Finally, she looks up at me after what seems to be like several hours even though it’s only in seconds.
“Rotimi,” her voice is hoarse from her tears. “What are you still doing here?”
“I want you to tell me why you are crying.” My voice is more hostile than I mean it to be. From her raised eyebrows, I see that I’ve surprised her just as much as I’ve surprised myself. I mentally note that my left foot is tapping the very ugly, dark green carpeted floor of our living room as I wait for an answer from her.
God, but I hate this carpet. I wish someone would yank it off and throw it out.
Mom doesn’t reply but starts crying again and this time, I lose it big.
“Is it Dad? I swear to God, I’ll kill him if he keeps up with this, dammit.”
She gasps, shocked at my antagonism while I think to myself that I like the way dammit rolls off my tongue. Suddenly, I feel quite americanish.
“Why do you let him run over you? Why do you let him make you cry?” I want to say dammit again, but I figure it’s best not to overdo it.
Again, she doesn’t reply. She doesn’t cry either. She only stares at me for a long while, her eyes filled with a melancholy that threatens to soften my rage. I’m tempted to cower in shame at my disrespectful tone, but I don’t. Instead, I dock my head to the side. I’m too tall for my age and it’s a little uncomfortable to have my head in this position.
“What I’m about to tell you Rotimi, you have to promise not to tell your brothers. Okay? I don’t want to unsettle them. They are too young.”
The oddness of her request has me raising my eyebrows, but I nod anyway.
Minutes go by and Mom finally decides to open her mouth to talk to me. It’s one that will tear my soul apart like those detonating bombs thrown around in Sylvester Stallone’s movies my brothers and I watch on Saturday mornings.
“I am dying, Rotimi. I have cancer. Breast cancer.”
I gasp. What is she talking about?
“The doctors treated it some months back,” she continues, “but now it’s come back and it’s malignant.”
My eyes widen as two big words pop into my brain: Cancer and malignant.
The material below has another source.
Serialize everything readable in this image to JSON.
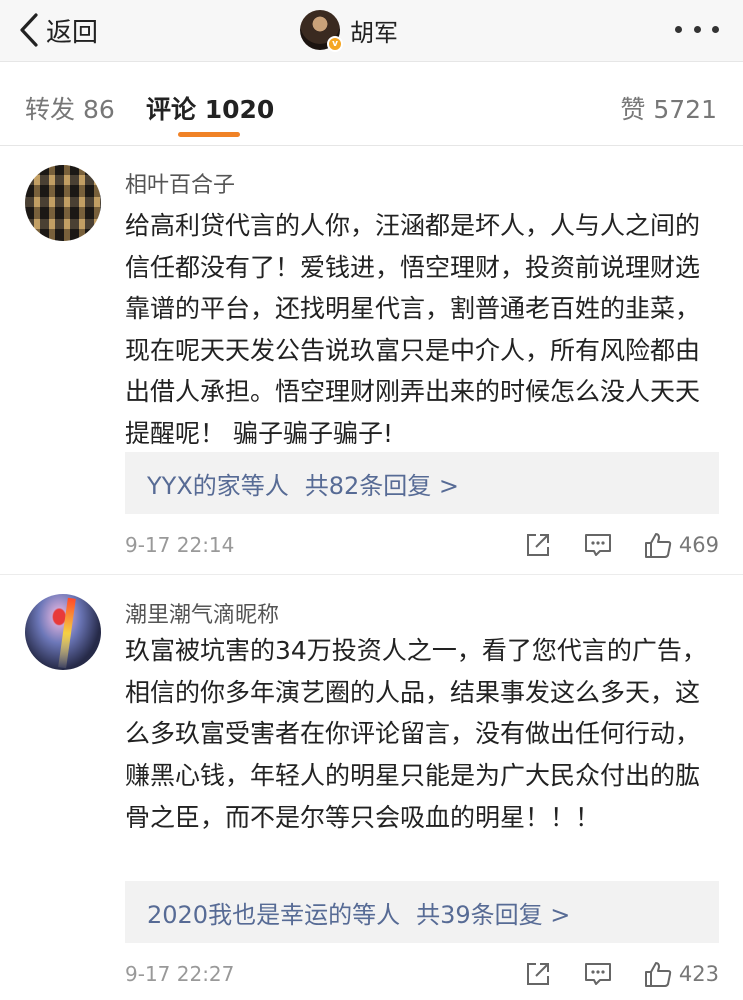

I look at her chest, and I see that it is flat under her blouse. Understanding slowly descends on me.
“Dammit,” I mutter. It comes off my tongue just as awful as I feel inside.